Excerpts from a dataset

★ ★ ★ ★ ★ ★ ★

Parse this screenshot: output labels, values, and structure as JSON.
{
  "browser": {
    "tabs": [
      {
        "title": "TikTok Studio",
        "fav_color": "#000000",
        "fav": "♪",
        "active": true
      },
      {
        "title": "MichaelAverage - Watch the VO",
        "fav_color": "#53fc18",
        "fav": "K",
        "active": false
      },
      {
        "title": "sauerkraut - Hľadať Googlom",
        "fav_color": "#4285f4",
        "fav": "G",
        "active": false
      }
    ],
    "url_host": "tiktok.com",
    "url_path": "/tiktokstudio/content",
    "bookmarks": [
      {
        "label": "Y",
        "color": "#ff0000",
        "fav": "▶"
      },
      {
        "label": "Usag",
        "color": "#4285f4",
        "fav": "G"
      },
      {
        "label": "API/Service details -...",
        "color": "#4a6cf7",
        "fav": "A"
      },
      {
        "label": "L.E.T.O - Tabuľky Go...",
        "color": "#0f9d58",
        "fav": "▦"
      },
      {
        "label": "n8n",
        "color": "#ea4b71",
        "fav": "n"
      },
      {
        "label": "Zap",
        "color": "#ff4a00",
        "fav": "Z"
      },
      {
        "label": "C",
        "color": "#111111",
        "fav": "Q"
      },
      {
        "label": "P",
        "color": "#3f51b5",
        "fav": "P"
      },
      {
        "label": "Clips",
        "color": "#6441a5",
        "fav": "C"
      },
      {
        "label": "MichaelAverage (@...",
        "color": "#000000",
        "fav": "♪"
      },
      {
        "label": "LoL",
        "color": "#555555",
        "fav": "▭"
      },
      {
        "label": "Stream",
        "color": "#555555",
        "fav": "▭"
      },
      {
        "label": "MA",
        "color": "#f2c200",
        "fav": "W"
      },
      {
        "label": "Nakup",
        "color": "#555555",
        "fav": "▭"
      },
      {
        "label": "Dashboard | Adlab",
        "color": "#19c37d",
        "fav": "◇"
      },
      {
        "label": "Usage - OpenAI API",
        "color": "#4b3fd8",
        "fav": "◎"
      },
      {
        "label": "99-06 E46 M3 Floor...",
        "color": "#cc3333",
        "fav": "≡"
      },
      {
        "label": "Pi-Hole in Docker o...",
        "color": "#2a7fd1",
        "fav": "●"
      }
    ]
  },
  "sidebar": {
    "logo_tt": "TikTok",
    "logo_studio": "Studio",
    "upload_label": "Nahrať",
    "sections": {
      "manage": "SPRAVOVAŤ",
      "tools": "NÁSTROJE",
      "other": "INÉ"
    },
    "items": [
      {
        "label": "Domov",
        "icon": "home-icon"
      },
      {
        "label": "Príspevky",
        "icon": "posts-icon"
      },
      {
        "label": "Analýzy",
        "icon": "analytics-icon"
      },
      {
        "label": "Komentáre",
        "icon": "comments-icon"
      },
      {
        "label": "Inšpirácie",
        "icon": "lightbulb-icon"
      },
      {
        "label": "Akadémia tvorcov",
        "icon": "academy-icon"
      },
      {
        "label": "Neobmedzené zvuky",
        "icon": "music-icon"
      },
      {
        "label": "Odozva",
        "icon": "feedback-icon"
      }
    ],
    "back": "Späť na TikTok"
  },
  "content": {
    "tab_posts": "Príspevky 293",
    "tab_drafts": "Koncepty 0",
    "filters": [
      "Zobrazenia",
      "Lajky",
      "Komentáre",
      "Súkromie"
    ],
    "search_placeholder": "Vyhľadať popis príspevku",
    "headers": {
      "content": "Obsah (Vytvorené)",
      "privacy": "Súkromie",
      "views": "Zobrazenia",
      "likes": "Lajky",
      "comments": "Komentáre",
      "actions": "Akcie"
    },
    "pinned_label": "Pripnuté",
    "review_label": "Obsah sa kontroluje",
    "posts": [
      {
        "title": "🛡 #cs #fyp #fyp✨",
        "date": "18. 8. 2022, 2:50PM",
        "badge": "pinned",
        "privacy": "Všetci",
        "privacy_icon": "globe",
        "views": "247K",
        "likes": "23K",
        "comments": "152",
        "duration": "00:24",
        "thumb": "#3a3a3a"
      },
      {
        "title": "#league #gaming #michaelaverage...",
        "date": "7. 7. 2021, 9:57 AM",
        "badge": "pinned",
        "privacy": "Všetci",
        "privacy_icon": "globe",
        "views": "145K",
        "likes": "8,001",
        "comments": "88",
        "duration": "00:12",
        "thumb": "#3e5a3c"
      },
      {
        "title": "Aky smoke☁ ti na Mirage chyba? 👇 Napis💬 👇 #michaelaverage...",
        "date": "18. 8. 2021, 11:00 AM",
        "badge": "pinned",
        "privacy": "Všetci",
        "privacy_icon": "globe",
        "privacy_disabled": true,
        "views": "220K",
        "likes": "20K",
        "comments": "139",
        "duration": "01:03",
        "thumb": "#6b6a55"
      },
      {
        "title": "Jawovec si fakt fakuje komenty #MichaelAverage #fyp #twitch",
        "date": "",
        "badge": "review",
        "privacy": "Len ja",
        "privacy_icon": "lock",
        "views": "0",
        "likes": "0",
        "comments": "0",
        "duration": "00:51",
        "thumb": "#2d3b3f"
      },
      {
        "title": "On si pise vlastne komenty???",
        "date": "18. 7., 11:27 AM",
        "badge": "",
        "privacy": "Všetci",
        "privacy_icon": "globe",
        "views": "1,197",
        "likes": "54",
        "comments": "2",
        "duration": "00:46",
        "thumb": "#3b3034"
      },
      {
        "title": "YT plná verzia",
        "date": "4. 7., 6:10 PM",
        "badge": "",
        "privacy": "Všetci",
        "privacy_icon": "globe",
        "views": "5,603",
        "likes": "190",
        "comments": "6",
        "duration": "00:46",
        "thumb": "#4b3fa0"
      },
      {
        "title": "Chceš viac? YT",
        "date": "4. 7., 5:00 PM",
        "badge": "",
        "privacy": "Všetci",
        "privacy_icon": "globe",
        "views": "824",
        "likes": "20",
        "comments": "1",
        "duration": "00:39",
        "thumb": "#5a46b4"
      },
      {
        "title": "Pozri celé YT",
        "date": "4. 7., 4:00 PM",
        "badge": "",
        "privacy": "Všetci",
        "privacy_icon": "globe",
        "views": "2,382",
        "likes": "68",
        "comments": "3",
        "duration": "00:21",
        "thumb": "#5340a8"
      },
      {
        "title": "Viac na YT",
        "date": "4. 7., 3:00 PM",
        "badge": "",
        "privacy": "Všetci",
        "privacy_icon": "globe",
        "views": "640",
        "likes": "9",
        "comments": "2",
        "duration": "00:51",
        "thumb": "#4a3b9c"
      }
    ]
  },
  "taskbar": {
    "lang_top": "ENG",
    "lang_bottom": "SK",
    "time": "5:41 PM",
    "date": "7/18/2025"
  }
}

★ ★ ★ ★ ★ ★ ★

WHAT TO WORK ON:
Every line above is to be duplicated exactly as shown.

TASK OUTPUT:
Parse this screenshot: output labels, values, and structure as JSON.
{
  "browser": {
    "tabs": [
      {
        "title": "TikTok Studio",
        "fav_color": "#000000",
        "fav": "♪",
        "active": true
      },
      {
        "title": "MichaelAverage - Watch the VO",
        "fav_color": "#53fc18",
        "fav": "K",
        "active": false
      },
      {
        "title": "sauerkraut - Hľadať Googlom",
        "fav_color": "#4285f4",
        "fav": "G",
        "active": false
      }
    ],
    "url_host": "tiktok.com",
    "url_path": "/tiktokstudio/content",
    "bookmarks": [
      {
        "label": "Y",
        "color": "#ff0000",
        "fav": "▶"
      },
      {
        "label": "Usag",
        "color": "#4285f4",
        "fav": "G"
      },
      {
        "label": "API/Service details -...",
        "color": "#4a6cf7",
        "fav": "A"
      },
      {
        "label": "L.E.T.O - Tabuľky Go...",
        "color": "#0f9d58",
        "fav": "▦"
      },
      {
        "label": "n8n",
        "color": "#ea4b71",
        "fav": "n"
      },
      {
        "label": "Zap",
        "color": "#ff4a00",
        "fav": "Z"
      },
      {
        "label": "C",
        "color": "#111111",
        "fav": "Q"
      },
      {
        "label": "P",
        "color": "#3f51b5",
        "fav": "P"
      },
      {
        "label": "Clips",
        "color": "#6441a5",
        "fav": "C"
      },
      {
        "label": "MichaelAverage (@...",
        "color": "#000000",
        "fav": "♪"
      },
      {
        "label": "LoL",
        "color": "#555555",
        "fav": "▭"
      },
      {
        "label": "Stream",
        "color": "#555555",
        "fav": "▭"
      },
      {
        "label": "MA",
        "color": "#f2c200",
        "fav": "W"
      },
      {
        "label": "Nakup",
        "color": "#555555",
        "fav": "▭"
      },
      {
        "label": "Dashboard | Adlab",
        "color": "#19c37d",
        "fav": "◇"
      },
      {
        "label": "Usage - OpenAI API",
        "color": "#4b3fd8",
        "fav": "◎"
      },
      {
        "label": "99-06 E46 M3 Floor...",
        "color": "#cc3333",
        "fav": "≡"
      },
      {
        "label": "Pi-Hole in Docker o...",
        "color": "#2a7fd1",
        "fav": "●"
      }
    ]
  },
  "sidebar": {
    "logo_tt": "TikTok",
    "logo_studio": "Studio",
    "upload_label": "Nahrať",
    "sections": {
      "manage": "SPRAVOVAŤ",
      "tools": "NÁSTROJE",
      "other": "INÉ"
    },
    "items": [
      {
        "label": "Domov",
        "icon": "home-icon"
      },
      {
        "label": "Príspevky",
        "icon": "posts-icon"
      },
      {
        "label": "Analýzy",
        "icon": "analytics-icon"
      },
      {
        "label": "Komentáre",
        "icon": "comments-icon"
      },
      {
        "label": "Inšpirácie",
        "icon": "lightbulb-icon"
      },
      {
        "label": "Akadémia tvorcov",
        "icon": "academy-icon"
      },
      {
        "label": "Neobmedzené zvuky",
        "icon": "music-icon"
      },
      {
        "label": "Odozva",
        "icon": "feedback-icon"
      }
    ],
    "back": "Späť na TikTok"
  },
  "content": {
    "tab_posts": "Príspevky 293",
    "tab_drafts": "Koncepty 0",
    "filters": [
      "Zobrazenia",
      "Lajky",
      "Komentáre",
      "Súkromie"
    ],
    "search_placeholder": "Vyhľadať popis príspevku",
    "headers": {
      "content": "Obsah (Vytvorené)",
      "privacy": "Súkromie",
      "views": "Zobrazenia",
      "likes": "Lajky",
      "comments": "Komentáre",
      "actions": "Akcie"
    },
    "pinned_label": "Pripnuté",
    "review_label": "Obsah sa kontroluje",
    "posts": [
      {
        "title": "🛡 #cs #fyp #fyp✨",
        "date": "18. 8. 2022, 2:50PM",
        "badge": "pinned",
        "privacy": "Všetci",
        "privacy_icon": "globe",
        "views": "247K",
        "likes": "23K",
        "comments": "152",
        "duration": "00:24",
        "thumb": "#3a3a3a"
      },
      {
        "title": "#league #gaming #michaelaverage...",
        "date": "7. 7. 2021, 9:57 AM",
        "badge": "pinned",
        "privacy": "Všetci",
        "privacy_icon": "globe",
        "views": "145K",
        "likes": "8,001",
        "comments": "88",
        "duration": "00:12",
        "thumb": "#3e5a3c"
      },
      {
        "title": "Aky smoke☁ ti na Mirage chyba? 👇 Napis💬 👇 #michaelaverage...",
        "date": "18. 8. 2021, 11:00 AM",
        "badge": "pinned",
        "privacy": "Všetci",
        "privacy_icon": "globe",
        "privacy_disabled": true,
        "views": "220K",
        "likes": "20K",
        "comments": "139",
        "duration": "01:03",
        "thumb": "#6b6a55"
      },
      {
        "title": "Jawovec si fakt fakuje komenty #MichaelAverage #fyp #twitch",
        "date": "",
        "badge": "review",
        "privacy": "Len ja",
        "privacy_icon": "lock",
        "views": "0",
        "likes": "0",
        "comments": "0",
        "duration": "00:51",
        "thumb": "#2d3b3f"
      },
      {
        "title": "On si pise vlastne komenty???",
        "date": "18. 7., 11:27 AM",
        "badge": "",
        "privacy": "Všetci",
        "privacy_icon": "globe",
        "views": "1,197",
        "likes": "54",
        "comments": "2",
        "duration": "00:46",
        "thumb": "#3b3034"
      },
      {
        "title": "YT plná verzia",
        "date": "4. 7., 6:10 PM",
        "badge": "",
        "privacy": "Všetci",
        "privacy_icon": "globe",
        "views": "5,603",
        "likes": "190",
        "comments": "6",
        "duration": "00:46",
        "thumb": "#4b3fa0"
      },
      {
        "title": "Chceš viac? YT",
        "date": "4. 7., 5:00 PM",
        "badge": "",
        "privacy": "Všetci",
        "privacy_icon": "globe",
        "views": "824",
        "likes": "20",
        "comments": "1",
        "duration": "00:39",
        "thumb": "#5a46b4"
      },
      {
        "title": "Pozri celé YT",
        "date": "4. 7., 4:00 PM",
        "badge": "",
        "privacy": "Všetci",
        "privacy_icon": "globe",
        "views": "2,382",
        "likes": "68",
        "comments": "3",
        "duration": "00:21",
        "thumb": "#5340a8"
      },
      {
        "title": "Viac na YT",
        "date": "4. 7., 3:00 PM",
        "badge": "",
        "privacy": "Všetci",
        "privacy_icon": "globe",
        "views": "640",
        "likes": "9",
        "comments": "2",
        "duration": "00:51",
        "thumb": "#4a3b9c"
      }
    ]
  },
  "taskbar": {
    "lang_top": "ENG",
    "lang_bottom": "SK",
    "time": "5:41 PM",
    "date": "7/18/2025"
  }
}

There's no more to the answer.